Some 50 writers, poets, journalists and defenders of freedom of expression, both Mexicans and foreigners, invited by PEN International, condemned the murders of 67 journalists in this country over the last decade.

At the meeting were members of the delegation headed by the president of PEN International, John Ralston, as well as Mexican writers Elena Poniatowska, Laura Esquivel, Homero Aridjis, Ramon Xirau, Marta Lamas, Eduardo Lizalde and others.

Dozens of writers spoke out to demand an end to the impunity of organized crime and the ineptitude of the authorities to crack down on its murderous gunmen.

“We’re joined together here today to say the violence must end. And we are together here to tell the United States that its drug consumption and its drug and arms trafficking are an important part of the problem,” Ralston said in his speech.

Ralston demanded an end to the violence, that the necessary legal changes be made, that corruption in public life associated with crime be dealt with, and that the army continue to operate under a legal statute that protects it.

Homero Aridjis recalled that the number of deaths in the fight against the cartels has risen to more than 50,000, so many that the murders of journalists go unnoticed and the crimes unpunished.

“Mexico is a country where there are murders but no murderers,” he said.

“Telling the truth in Mexico puts your life in danger,” Elena Poniatowska said. “Until when will practicing journalism be a death sentence in this country?
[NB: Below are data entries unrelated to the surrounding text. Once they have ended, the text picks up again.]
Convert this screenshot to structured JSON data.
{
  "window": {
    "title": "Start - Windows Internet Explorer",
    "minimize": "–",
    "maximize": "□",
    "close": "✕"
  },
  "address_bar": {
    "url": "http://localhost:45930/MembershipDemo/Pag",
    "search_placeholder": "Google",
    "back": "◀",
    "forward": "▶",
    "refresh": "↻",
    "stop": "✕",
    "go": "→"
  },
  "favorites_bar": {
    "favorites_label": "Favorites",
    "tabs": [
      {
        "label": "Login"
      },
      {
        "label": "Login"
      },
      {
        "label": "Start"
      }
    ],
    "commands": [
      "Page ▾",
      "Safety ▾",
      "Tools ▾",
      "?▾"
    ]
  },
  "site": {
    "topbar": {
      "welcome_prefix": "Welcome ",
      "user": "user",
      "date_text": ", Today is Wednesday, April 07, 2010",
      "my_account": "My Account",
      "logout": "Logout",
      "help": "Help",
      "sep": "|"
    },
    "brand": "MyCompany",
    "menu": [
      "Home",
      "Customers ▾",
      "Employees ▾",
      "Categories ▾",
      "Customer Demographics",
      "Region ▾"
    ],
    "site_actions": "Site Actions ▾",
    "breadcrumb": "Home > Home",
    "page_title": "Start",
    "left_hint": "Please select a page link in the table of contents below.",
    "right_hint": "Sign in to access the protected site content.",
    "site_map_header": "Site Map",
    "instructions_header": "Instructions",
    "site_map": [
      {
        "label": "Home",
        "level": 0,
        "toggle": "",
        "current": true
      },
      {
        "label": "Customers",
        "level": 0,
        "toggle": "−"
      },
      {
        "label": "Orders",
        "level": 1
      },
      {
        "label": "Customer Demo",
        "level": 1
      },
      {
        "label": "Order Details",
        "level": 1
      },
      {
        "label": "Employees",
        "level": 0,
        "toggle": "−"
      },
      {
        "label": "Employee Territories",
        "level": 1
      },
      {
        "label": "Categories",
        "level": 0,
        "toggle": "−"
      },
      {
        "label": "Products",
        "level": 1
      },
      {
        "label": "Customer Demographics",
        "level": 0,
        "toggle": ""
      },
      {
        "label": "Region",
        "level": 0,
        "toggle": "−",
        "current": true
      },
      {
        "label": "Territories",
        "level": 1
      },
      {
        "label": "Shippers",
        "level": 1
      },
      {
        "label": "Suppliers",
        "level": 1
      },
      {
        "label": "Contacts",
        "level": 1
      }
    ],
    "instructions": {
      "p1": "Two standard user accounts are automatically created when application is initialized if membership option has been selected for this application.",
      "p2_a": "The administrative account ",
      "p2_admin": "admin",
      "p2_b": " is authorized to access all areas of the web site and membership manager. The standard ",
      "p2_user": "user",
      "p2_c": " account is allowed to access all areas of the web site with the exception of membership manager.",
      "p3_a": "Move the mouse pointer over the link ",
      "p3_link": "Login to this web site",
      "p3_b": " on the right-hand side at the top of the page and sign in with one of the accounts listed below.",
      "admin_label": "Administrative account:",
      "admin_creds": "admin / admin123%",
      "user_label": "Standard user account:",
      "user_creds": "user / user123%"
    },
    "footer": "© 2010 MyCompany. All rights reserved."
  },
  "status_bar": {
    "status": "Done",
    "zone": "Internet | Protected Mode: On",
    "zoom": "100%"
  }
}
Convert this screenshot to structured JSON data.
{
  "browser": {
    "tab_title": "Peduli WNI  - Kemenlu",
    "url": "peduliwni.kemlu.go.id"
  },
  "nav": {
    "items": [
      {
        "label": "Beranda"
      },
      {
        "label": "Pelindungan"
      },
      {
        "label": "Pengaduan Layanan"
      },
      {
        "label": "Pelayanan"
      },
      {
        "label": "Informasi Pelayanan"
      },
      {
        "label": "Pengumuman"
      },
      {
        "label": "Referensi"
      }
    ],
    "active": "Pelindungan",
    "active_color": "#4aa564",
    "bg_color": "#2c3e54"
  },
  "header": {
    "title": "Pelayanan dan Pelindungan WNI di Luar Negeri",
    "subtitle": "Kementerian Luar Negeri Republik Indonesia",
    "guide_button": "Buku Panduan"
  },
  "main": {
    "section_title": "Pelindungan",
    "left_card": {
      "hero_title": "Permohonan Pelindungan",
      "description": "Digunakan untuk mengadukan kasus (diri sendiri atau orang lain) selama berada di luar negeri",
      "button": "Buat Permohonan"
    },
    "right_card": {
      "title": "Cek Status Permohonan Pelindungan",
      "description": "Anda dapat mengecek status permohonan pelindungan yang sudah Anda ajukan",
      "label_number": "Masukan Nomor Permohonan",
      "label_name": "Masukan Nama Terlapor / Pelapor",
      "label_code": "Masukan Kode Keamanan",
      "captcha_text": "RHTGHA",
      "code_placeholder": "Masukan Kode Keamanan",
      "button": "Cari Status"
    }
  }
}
How long do we have to wait for the authorities to offer real guarantees that effectively protect life and the profession?”

Mexico’s independent National Human Rights Commission, or CNDH, says that 75 reporters have been killed since 2000 and several more have been reported missing.

Nine journalists were killed in 2011 alone, according to the CNDH.

In October, the U.N. rapporteur on the promotion and protection of the right to freedom of opinion and expression, Frank La Rue, said Mexico is the deadliest country in the Americas and fifth most dangerous country worldwide for members of the media.

The killings have been attributed to organized crime and rogue public officials.

Founded in 1921, PEN International is a global writers’ association that promotes intellectual cooperation and friendship among its members.

An acronym for poets, essayists and novelists, PEN now also includes other writers such as journalists and historians.